Share

Related Links

  • Varonis
  • Reed Exhibitions Ltd is not responsible for the content of external websites.

Related Stories

  • Most Big Data implementations feature no security beyond passwords
    The Big Data revolution, spurred by technologies that allow companies to collect, manage and analyze very large data sets thanks to cluster-based computing architectures – is creating vast repositories of mission-critical information that are, in turn, creating new security concerns. Unfortunately, a new white paper finds that most enterprises are relying solely on passwords to protect their data.
  • EMC to acquire big data analytics firm Silver Tail Systems
    In a move that highlights the growing desire to move security from its historical reactive stance to a more preventive and predictive position, EMC’s RSA is to add Silver Tail’s big data analytics engine to its authentication and fraud prevention portfolio.
  • Cloud Security Alliance gets large on Big Data
    Providing security for virtual and remote environments that may be connected by open networks is a IT hurdle in and of itself on even a small scale, but in the context of the Big Data phenomenon stemming from cloud-based data centers, the challenge increases exponentially. To help the situation, the Cloud Security Alliance (CSA) has launched its Big Data Working Group (BDWG), to be led by Fujitsu, eBay and Verizon Business.
  • Big Data Analytics should be used for security as well as commercial purposes
    “Big data analytics can improve information security and increase cyber resilience” claims a new report from the Information Security Forum (ISF).
  • Big Data can cause big headaches for infosec professionals
    Along with the benefits that can be gained from Big Data come attendant security risks, notes Savvis' Ed Moyle.

Top 5 Stories

News

The salami apocalypse – big data in the wrong hands

27 November 2012

The world is not facing a Mayan calendar doomsday next month so much as a salami apocalypse next year: threats built layer upon layer from small bits of information that can be combined into detailed personal profiles.

“It’s all there,” warns Varonis CEO and co-founder Yaki Faitelson. “All the individual scraps of information about an individual online can be researched and pieced together to create a complete picture – who they are, where they work, which school they attended...” 

It’s one of a series of warnings from Varonis on the problems that IT will face in the coming year. They stem from our need, desire and sometimes regulatory compulsion to store ever increasing amounts of data – IDC suggests that stored data is growing by 50% year on year. But there are two problems: firstly companies don’t really understand what data needs to be kept, what data should be kept, and what data should not be kept.

The second problem is that while companies understand that big data analytics may enable the extraction of valuable information from this sea of raw data, “there is a serious lack of data scientists to interpret the results and make informed decisions.” If you have the automation and the talent to distinguish causality from coincidence, you can gain an edge, says Varonis. 

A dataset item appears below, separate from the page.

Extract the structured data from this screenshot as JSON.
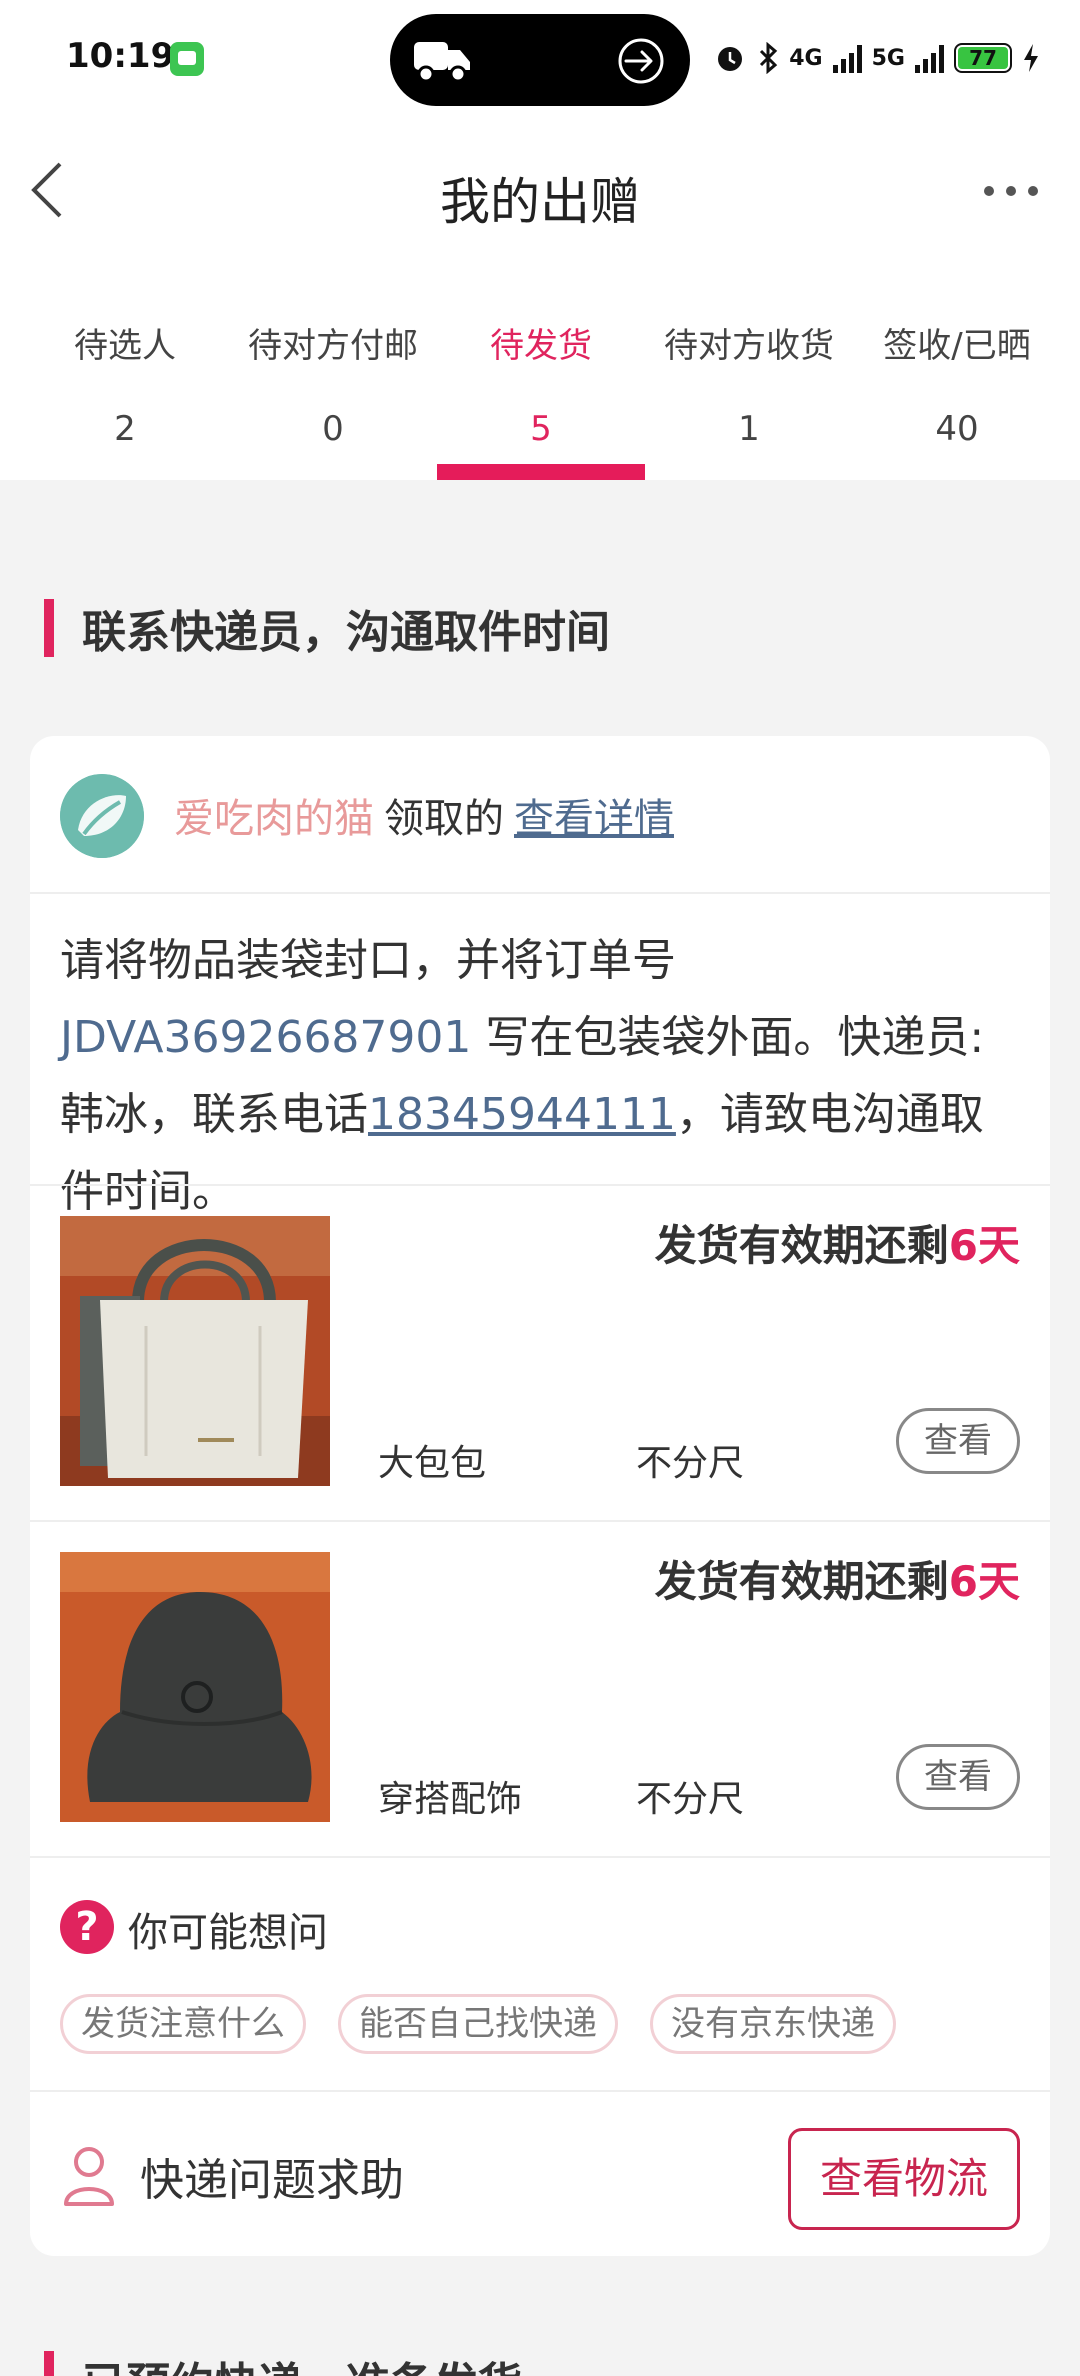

In the meantime many companies are not aware of the privacy issues hiding in the data they store, either internally or externally on social media. “It’s all there waiting to be plundered and the primary thing that saves most people is nobody is looking for them. But what if someone were?” asks Faitelson. We already have highly targeted phishing attacks using intelligence gathered from the social networks. What if the criminals start using the same big data analytics principles to automate researching the social networks?

“In my honest opinion,” Amichai Shulman, co-founder and CTO at Imperva told Infosecurity, “this is not cost effective,” adding, ‘yet.’ But ‘Murphy’ suggests that if something can be done, it will be done – eventually. There is a big data security threat hiding in the mass of data users post online, and Varonis fears it will increasingly emerge in the coming year. “While there’s no concrete evidence that there is widespread criminal use, it is very likely that attackers are taking the same approach that some marketing organizations are: that is, they’re weaving together the scattered bits and pieces of personally identifiable information that has been strewn about the public web,” Rob Sobers, technical manager at Varonis told Infosecurity. “Criminals, however, aren’t simply looking to sell you something.”

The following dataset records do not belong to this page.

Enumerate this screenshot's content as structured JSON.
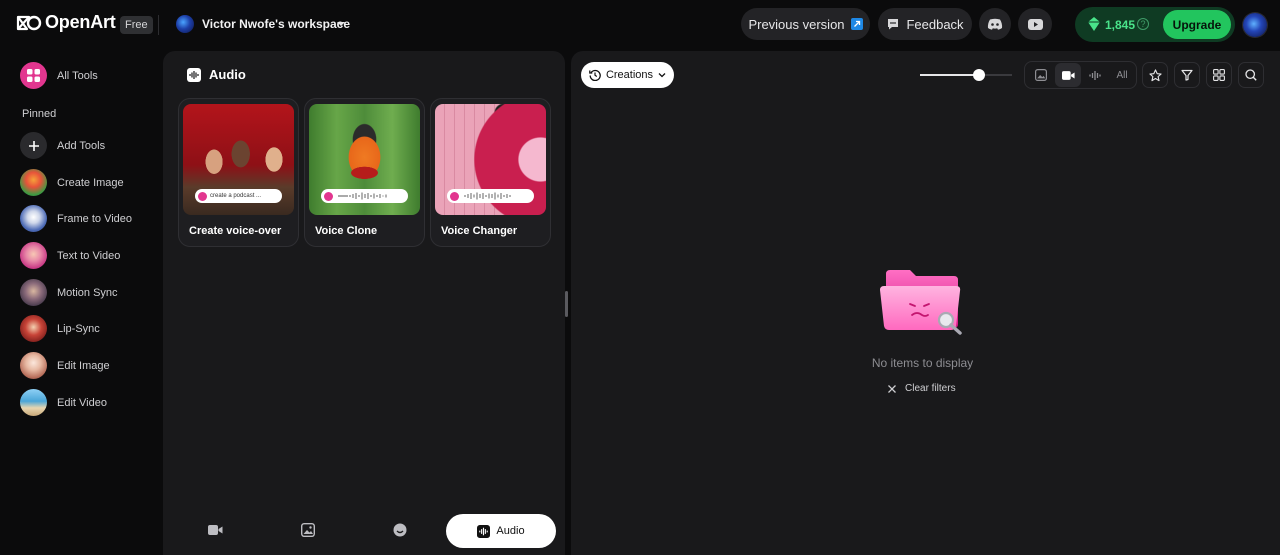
{
  "brand": {
    "name": "OpenArt",
    "plan": "Free"
  },
  "workspace": {
    "name": "Victor Nwofe's workspace"
  },
  "header": {
    "previous_version": "Previous version",
    "feedback": "Feedback",
    "credits": "1,845",
    "upgrade": "Upgrade"
  },
  "sidebar": {
    "all_tools": "All Tools",
    "pinned_label": "Pinned",
    "items": [
      {
        "label": "Add Tools"
      },
      {
        "label": "Create Image"
      },
      {
        "label": "Frame to Video"
      },
      {
        "label": "Text to Video"
      },
      {
        "label": "Motion Sync"
      },
      {
        "label": "Lip-Sync"
      },
      {
        "label": "Edit Image"
      },
      {
        "label": "Edit Video"
      }
    ]
  },
  "audio_panel": {
    "title": "Audio",
    "tools": [
      {
        "label": "Create voice-over",
        "thumb_caption": "create a podcast ..."
      },
      {
        "label": "Voice Clone"
      },
      {
        "label": "Voice Changer"
      }
    ],
    "tabs": [
      {
        "name": "video-tab-icon"
      },
      {
        "name": "image-tab-icon"
      },
      {
        "name": "character-tab-icon"
      },
      {
        "label": "Audio"
      }
    ]
  },
  "gallery": {
    "creations_label": "Creations",
    "zoom_level": 0.64,
    "filter_all": "All",
    "empty_text": "No items to display",
    "clear_filters": "Clear filters"
  },
  "colors": {
    "accent_green": "#22c55e",
    "credits_green": "#49e38a",
    "brand_pink": "#e2368f"
  }
}
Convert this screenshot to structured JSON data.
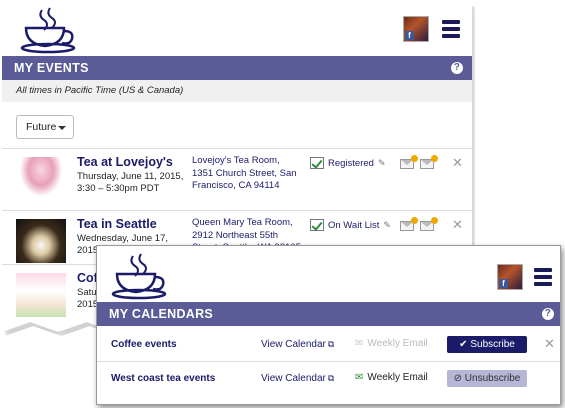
{
  "events_panel": {
    "section_title": "MY EVENTS",
    "timezone_note": "All times in Pacific Time (US & Canada)",
    "filter": {
      "selected": "Future"
    },
    "events": [
      {
        "title": "Tea at Lovejoy's",
        "date_line1": "Thursday, June 11, 2015,",
        "date_line2": "3:30 – 5:30pm PDT",
        "venue": "Lovejoy's Tea Room,",
        "address_line1": "1351 Church Street, San",
        "address_line2": "Francisco, CA 94114",
        "status": "Registered"
      },
      {
        "title": "Tea in Seattle",
        "date_line1": "Wednesday, June 17,",
        "date_line2": "2015",
        "venue": "Queen Mary Tea Room,",
        "address_line1": "2912 Northeast 55th",
        "address_line2": "Street, Seattle, WA 98105",
        "status": "On Wait List"
      },
      {
        "title": "Cof",
        "date_line1": "Satu",
        "date_line2": "2015"
      }
    ]
  },
  "calendars_panel": {
    "section_title": "MY CALENDARS",
    "calendars": [
      {
        "name": "Coffee events",
        "view_label": "View Calendar",
        "weekly_label": "Weekly Email",
        "action_label": "Subscribe"
      },
      {
        "name": "West coast tea events",
        "view_label": "View Calendar",
        "weekly_label": "Weekly Email",
        "action_label": "Unsubscribe"
      }
    ]
  },
  "colors": {
    "header_bar": "#5b5b97",
    "brand_navy": "#1b1b6a",
    "subscribe_btn": "#1b1b6a",
    "unsubscribe_btn": "#b6b6d6",
    "check_green": "#2e8b3a",
    "alert_orange": "#f0a800"
  },
  "icons": [
    "teacup-logo",
    "facebook-avatar",
    "hamburger-menu-icon",
    "help-icon",
    "registered-check-icon",
    "pencil-icon",
    "email-alert-icon",
    "bell-email-icon",
    "close-icon",
    "external-link-icon",
    "weekly-email-icon",
    "check-icon",
    "ban-icon"
  ]
}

“It’s important that, as an organisation, you make sure your employees – especially those in key positions, are made aware of the risks,” says Faitelson. “Consider collecting the information that’s easily accessible on one employee to demonstrate what can be done to really bring the message home.”

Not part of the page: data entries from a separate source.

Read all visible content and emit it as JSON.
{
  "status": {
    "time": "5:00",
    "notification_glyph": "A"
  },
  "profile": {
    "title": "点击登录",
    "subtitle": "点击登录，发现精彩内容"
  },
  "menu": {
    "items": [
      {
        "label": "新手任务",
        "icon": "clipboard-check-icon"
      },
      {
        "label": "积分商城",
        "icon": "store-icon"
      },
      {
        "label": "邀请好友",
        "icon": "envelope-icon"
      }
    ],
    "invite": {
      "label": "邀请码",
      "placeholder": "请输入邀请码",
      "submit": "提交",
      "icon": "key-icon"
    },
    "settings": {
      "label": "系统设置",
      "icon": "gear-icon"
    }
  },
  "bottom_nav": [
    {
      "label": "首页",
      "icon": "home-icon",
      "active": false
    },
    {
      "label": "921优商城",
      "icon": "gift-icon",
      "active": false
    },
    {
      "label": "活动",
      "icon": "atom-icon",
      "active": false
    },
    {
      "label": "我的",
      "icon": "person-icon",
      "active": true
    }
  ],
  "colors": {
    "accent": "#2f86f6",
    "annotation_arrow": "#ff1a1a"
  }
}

This article is featured in:
Internet and Network Security

 

Comment on this article

You must be registered and logged in to leave a comment about this article.

We use cookies to operate this website and to improve its usability. Full details of what cookies are, why we use them and how you can manage them can be found by reading our Privacy & Cookies page. Please note that by using this site you are consenting to the use of cookies. ×